This problem has reached epidemic proportions and has persisted for years. Now, Amazon is readying a major initiative to crack down on it, according to Bloomberg. The e-retailing giant is partnering with major companies in the US and Europe to create a massive registry of brands, slated to debut in 2017. The registry will even include brands that don’t distribute their products through Amazon. Then, Amazon will require marketplace vendors listing branded products to prove that they have been authorized to sell them by owners.
In addition, Amazon has begun taking legal measures to fight counterfeiting rings, filing suits and taking them to court. “Amazon has zero tolerance for the sale of counterfeit items on our site,” Amazon said in a statement to Bloomberg. Amazon’s Anti-Counterfeiting Policy states that it “is each seller’s responsibility to source and sell only authentic products” and warns that those selling knock-offs can have their selling privileges revoked and their inventory destroyed.

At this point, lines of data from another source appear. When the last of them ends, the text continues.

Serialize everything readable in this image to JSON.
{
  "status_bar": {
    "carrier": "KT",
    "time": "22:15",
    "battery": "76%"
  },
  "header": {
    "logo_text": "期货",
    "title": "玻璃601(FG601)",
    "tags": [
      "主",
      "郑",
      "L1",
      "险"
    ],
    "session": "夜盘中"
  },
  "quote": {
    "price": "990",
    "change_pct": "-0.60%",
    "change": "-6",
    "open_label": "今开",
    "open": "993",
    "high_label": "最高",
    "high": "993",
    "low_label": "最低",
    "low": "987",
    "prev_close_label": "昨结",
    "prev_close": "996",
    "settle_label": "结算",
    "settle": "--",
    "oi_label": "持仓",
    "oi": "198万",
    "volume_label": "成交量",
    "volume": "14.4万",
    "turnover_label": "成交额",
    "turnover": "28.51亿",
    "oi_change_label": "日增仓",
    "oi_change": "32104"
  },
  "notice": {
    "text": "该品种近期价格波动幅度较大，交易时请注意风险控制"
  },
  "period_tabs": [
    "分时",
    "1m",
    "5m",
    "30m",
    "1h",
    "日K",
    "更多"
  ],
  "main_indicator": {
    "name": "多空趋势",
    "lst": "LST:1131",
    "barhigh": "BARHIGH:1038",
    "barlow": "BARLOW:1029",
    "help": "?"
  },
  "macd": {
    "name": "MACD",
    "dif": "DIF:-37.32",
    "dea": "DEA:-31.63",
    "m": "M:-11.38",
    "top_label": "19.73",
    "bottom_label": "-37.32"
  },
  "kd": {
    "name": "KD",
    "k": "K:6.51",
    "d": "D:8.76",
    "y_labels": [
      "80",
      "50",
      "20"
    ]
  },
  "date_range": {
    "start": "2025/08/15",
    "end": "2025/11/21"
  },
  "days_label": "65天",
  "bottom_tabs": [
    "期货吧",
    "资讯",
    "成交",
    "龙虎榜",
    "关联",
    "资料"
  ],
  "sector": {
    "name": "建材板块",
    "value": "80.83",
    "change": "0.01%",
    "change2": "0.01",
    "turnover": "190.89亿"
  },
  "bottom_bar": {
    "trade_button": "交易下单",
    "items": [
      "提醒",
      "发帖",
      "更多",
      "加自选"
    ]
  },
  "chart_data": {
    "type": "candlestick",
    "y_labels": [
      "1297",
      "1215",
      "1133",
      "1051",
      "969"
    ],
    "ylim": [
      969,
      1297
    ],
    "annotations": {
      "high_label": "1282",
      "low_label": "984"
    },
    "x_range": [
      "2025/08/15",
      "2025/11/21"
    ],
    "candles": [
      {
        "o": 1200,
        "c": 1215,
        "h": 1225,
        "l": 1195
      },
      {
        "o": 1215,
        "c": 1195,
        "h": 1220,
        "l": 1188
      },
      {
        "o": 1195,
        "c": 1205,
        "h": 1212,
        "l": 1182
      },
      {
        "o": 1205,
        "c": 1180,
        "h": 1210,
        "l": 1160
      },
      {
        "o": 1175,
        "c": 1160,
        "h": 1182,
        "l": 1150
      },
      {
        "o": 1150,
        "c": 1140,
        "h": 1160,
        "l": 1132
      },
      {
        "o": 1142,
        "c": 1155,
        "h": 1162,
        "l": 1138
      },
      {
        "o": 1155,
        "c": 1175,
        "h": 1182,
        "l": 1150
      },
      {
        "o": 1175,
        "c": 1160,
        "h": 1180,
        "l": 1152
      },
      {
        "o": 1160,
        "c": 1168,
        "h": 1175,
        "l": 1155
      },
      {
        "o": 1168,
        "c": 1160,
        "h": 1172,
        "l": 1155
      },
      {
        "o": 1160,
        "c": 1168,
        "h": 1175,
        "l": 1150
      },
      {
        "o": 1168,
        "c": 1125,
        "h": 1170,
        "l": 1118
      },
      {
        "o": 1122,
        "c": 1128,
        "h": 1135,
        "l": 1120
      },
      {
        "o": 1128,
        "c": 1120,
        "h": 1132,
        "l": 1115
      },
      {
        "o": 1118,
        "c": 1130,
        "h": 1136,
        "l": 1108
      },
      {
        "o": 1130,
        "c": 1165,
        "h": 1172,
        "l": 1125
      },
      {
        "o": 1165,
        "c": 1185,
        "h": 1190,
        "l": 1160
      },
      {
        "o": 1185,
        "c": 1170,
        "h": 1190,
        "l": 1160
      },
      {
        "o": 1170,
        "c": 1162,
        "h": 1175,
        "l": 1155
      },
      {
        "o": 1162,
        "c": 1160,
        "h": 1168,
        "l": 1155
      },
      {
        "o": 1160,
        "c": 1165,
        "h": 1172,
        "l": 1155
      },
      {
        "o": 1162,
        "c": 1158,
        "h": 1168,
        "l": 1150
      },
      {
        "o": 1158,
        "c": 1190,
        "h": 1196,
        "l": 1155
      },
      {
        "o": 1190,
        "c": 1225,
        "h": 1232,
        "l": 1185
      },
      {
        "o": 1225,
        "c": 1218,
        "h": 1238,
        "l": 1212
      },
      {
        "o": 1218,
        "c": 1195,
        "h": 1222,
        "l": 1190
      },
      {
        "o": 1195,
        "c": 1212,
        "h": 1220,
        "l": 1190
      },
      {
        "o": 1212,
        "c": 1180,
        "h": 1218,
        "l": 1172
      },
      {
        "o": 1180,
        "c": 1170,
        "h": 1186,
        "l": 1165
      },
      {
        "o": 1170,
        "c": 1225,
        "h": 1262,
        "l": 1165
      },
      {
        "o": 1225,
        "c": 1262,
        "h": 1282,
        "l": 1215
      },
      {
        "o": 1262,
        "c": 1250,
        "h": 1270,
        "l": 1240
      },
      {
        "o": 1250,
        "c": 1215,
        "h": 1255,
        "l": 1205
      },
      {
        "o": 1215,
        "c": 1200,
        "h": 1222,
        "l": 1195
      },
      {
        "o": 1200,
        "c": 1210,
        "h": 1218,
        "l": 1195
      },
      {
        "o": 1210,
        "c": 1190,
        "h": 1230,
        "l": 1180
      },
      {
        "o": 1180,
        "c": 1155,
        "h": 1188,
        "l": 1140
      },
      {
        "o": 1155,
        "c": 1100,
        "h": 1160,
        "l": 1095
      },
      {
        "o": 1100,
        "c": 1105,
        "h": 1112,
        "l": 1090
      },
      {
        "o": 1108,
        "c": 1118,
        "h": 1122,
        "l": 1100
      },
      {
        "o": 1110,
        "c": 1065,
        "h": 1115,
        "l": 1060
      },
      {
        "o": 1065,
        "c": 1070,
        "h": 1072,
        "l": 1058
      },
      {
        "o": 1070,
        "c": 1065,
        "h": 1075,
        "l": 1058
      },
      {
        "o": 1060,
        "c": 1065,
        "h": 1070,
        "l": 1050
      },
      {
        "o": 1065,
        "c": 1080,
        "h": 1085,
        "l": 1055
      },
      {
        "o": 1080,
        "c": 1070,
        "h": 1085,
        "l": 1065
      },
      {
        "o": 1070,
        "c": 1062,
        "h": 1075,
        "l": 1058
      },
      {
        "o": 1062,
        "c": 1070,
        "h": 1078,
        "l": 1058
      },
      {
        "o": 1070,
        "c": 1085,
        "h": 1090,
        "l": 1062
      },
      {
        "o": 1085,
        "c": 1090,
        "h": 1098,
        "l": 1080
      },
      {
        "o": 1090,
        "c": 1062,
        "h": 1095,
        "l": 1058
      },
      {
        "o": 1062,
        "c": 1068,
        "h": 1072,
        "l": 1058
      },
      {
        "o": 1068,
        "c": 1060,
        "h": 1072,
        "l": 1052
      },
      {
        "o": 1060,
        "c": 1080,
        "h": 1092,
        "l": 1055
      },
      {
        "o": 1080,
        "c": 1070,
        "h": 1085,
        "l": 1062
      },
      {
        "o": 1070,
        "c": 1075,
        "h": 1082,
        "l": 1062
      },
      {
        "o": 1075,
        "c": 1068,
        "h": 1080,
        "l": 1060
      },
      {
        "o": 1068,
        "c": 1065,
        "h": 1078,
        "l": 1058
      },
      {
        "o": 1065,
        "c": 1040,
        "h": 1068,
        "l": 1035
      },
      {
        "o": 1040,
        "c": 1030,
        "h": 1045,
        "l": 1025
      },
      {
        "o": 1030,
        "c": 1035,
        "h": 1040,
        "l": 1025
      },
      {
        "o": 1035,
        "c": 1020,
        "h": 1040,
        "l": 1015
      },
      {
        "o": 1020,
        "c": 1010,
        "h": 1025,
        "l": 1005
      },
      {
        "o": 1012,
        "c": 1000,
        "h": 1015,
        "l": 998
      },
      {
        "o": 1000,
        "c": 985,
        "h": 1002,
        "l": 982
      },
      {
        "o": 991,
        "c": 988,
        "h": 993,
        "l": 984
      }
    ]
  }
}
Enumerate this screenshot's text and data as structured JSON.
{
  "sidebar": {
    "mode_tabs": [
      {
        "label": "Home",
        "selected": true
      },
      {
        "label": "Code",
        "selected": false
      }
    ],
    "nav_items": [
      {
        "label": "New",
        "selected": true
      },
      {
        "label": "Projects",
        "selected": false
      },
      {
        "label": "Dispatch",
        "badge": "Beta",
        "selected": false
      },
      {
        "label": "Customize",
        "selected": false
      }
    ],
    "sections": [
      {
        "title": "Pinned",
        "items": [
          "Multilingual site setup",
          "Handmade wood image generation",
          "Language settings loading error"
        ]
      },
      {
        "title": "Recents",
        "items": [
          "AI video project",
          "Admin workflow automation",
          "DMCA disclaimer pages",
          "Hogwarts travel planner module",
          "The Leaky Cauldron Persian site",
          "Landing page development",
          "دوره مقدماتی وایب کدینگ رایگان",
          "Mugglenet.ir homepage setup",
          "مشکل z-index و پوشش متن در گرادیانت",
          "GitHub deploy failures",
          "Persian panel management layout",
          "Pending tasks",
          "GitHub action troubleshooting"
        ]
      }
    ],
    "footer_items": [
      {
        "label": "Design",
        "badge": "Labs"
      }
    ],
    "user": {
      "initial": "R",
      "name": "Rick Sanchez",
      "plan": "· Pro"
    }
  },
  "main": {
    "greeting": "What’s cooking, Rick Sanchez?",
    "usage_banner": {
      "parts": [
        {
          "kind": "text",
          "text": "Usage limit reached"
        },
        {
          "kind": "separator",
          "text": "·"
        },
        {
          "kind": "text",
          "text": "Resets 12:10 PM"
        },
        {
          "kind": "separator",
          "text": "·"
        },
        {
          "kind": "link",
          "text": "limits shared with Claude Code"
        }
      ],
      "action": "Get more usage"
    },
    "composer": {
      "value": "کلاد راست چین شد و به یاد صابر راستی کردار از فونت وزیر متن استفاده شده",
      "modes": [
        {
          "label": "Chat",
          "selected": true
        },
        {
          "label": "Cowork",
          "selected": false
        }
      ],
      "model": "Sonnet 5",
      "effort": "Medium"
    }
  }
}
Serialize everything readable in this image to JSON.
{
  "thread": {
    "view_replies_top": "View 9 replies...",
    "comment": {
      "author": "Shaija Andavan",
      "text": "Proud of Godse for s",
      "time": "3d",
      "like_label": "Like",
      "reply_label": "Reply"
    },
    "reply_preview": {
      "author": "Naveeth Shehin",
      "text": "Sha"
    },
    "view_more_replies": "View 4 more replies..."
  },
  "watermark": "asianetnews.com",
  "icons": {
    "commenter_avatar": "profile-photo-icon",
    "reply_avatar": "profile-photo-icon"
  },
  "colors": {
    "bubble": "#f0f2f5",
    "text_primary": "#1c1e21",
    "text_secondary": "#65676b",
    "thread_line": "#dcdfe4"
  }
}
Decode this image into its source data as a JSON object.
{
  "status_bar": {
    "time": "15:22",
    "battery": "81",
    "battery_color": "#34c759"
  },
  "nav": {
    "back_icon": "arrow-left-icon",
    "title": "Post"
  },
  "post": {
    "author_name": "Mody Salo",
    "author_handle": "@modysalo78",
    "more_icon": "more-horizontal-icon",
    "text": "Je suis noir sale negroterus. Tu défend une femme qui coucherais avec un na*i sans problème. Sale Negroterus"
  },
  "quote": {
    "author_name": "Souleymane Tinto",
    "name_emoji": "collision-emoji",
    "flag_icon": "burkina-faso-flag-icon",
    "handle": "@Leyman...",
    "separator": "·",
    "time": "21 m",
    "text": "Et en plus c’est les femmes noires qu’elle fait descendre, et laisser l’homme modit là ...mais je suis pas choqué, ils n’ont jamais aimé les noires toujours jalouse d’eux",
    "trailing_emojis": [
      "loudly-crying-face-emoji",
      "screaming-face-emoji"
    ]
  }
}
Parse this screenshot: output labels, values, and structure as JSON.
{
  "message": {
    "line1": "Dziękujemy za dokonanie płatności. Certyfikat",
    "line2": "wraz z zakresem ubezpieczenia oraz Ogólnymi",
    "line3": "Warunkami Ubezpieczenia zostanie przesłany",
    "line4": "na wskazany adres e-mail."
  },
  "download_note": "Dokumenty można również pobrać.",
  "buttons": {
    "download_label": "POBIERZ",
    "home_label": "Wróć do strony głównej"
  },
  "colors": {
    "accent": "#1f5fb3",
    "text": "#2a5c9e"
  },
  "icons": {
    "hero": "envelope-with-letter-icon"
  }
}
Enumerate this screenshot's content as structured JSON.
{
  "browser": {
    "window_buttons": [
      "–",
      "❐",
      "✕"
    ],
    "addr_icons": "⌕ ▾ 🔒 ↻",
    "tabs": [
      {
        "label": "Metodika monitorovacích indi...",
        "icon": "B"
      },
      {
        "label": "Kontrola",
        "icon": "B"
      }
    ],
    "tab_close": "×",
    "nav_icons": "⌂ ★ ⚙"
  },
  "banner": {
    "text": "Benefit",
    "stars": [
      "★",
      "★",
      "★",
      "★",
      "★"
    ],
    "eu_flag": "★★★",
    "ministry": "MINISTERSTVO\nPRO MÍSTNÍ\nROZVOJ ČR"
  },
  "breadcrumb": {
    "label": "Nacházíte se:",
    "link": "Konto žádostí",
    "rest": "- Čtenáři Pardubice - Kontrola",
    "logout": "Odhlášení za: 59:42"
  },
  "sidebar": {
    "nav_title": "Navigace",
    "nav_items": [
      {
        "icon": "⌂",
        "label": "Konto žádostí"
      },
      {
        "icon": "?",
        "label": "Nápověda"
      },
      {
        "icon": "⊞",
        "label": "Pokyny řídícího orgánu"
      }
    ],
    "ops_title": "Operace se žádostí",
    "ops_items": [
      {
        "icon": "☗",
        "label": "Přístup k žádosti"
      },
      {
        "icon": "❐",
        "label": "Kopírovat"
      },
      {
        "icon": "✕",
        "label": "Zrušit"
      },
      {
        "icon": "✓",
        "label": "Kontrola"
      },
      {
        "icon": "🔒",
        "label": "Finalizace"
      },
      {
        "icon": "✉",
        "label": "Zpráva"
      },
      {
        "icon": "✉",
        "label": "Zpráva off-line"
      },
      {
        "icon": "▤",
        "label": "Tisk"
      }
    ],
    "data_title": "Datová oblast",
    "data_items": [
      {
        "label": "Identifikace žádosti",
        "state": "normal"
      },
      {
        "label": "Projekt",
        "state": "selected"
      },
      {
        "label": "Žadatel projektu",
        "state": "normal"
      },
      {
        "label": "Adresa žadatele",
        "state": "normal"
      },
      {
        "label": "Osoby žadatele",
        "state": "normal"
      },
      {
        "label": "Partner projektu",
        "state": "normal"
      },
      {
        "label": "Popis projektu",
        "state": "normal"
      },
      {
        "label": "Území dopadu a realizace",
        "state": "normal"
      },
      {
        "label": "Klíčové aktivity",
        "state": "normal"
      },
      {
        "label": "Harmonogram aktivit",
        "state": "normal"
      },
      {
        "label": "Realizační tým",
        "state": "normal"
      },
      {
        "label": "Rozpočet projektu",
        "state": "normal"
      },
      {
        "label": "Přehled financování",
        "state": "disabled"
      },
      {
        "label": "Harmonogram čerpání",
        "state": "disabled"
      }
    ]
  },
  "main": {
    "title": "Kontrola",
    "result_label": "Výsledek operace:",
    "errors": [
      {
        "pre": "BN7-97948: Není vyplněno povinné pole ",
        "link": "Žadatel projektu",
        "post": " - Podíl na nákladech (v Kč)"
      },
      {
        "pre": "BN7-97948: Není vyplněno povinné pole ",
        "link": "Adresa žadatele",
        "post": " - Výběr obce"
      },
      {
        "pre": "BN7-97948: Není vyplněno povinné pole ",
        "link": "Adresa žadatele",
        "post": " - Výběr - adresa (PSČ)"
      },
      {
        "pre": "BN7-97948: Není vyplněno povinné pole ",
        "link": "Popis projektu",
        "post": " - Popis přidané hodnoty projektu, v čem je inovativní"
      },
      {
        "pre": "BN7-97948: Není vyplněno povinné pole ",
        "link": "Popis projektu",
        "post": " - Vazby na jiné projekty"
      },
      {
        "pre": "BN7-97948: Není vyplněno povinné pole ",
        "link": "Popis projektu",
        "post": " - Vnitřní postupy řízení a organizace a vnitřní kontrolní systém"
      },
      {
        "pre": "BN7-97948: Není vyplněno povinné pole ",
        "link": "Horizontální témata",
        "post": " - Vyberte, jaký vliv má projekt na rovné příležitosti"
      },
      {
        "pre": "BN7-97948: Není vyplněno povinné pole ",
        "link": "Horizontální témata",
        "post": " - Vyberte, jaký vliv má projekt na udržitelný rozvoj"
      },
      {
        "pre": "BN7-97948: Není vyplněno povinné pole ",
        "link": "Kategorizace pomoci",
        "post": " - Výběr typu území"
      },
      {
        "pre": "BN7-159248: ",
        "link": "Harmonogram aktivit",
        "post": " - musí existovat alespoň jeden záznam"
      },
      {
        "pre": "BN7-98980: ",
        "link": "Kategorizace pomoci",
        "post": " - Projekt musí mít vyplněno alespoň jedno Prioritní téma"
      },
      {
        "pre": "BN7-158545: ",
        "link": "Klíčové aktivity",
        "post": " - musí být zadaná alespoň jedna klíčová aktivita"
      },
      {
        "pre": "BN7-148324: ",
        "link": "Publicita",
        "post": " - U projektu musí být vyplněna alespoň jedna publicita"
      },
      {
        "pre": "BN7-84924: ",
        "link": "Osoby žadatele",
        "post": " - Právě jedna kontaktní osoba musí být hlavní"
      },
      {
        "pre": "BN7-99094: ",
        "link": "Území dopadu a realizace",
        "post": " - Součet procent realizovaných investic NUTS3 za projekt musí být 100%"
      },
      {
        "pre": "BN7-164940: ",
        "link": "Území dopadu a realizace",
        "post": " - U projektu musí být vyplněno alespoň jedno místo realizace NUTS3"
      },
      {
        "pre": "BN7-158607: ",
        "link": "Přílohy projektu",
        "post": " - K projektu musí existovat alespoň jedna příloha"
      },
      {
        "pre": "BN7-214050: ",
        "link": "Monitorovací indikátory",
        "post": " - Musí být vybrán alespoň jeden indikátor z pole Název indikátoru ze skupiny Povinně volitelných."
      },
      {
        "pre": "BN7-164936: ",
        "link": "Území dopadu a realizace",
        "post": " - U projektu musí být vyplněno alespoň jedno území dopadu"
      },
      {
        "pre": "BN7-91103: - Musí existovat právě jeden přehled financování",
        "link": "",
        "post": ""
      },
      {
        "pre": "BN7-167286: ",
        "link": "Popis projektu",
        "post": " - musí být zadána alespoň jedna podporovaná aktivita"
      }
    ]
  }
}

Part of the problem is the fact that it’s easy for almost anyone to register as a vendor on Amazon. While this simple process has helped Amazon expand its inventory, it has also made it easy to sell fakes on its platform, where it is hard to distinguish them from their authentic counterparts. In this context, it is unclear whether the registry will be able to successfully defeat a multi-billion dollar industry.